He is the co-author, with Father Jacques Langlais, of two books about Jewish-French Quebec relations: Juifs et québécois français: 200 ans d'histoire commune, (1986, English version 1991) and Les Pierres qui parlent/ The Stones that Speak (1992). In 1987 he co-founded the Institut Québécois d'études sur la culture juive to further research and publications in this field. In recognition of his ceaseless efforts along these lines, David Rome was named Knight of the Order of Quebec in 1987, and in further recognition of his work, in April 1991 he received the Prix d'Excellence from the Quebec Government Ministry of Cultural Communities and Immigration, the province's highest award for fostering intercultural relations.

A prolific historian and a devoted bibliographer of Jewish Canadiana, Rome's first historical book was published in 1942 by H.M. Caiserman. He went on to publish over 60 volumes on Canadian Jewish history and literature, the majority under the auspices of the Canadian Jewish Archives new series, produced by the CJCCC National Archives, and sold to libraries and private individuals across the world. In recognition of his work, Rome was honoured by the CJC Officers in September 1989, and in June 1991 Montreal's Concordia University awarded him an honorary degree of Doctor of Laws.

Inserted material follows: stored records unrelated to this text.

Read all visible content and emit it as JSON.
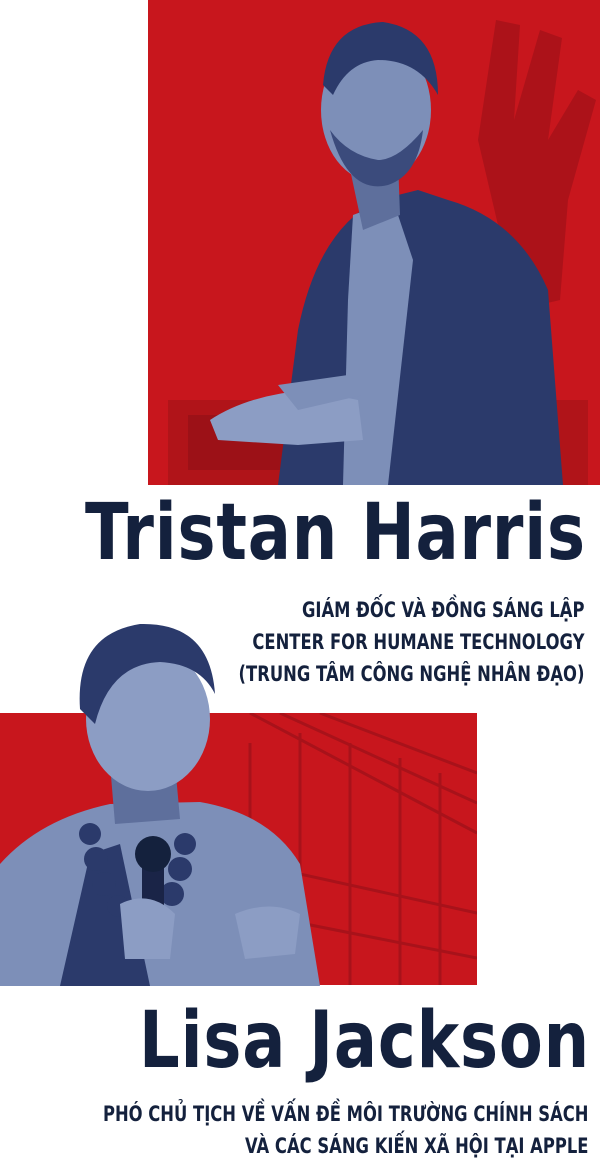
{
  "people": [
    {
      "name": "Tristan Harris",
      "role_lines": [
        "GIÁM ĐỐC VÀ ĐỒNG SÁNG LẬP",
        "CENTER FOR HUMANE TECHNOLOGY",
        "(TRUNG TÂM CÔNG NGHỆ NHÂN ĐẠO)"
      ]
    },
    {
      "name": "Lisa Jackson",
      "role_lines": [
        "PHÓ CHỦ TỊCH VỀ VẤN ĐỀ MÔI TRƯỜNG CHÍNH SÁCH",
        "VÀ CÁC SÁNG KIẾN XÃ HỘI TẠI APPLE"
      ]
    }
  ],
  "colors": {
    "accent_red": "#c8161d",
    "navy": "#14213d",
    "photo_tint": "#7d8fb8"
  }
}
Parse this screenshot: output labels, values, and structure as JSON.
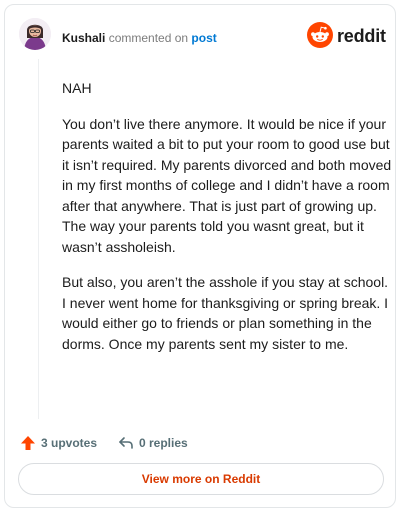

drome2From his desk at the National Archives of CJCCC David Rome continued until his 1994 retirement, and indeed, despite failing health, until the end of his days, to instruct and to absorb the experience of Canadian Jewish history in a changing society.

Visitors to the archives and to his home came for edification, always leaving behind them an account of their own unique experiences, as distilled from his incisive questions and analyses. Through his constant and loving commitment he made the CJCCC National Archives into a crossroads and a centre of learning for all Canadians.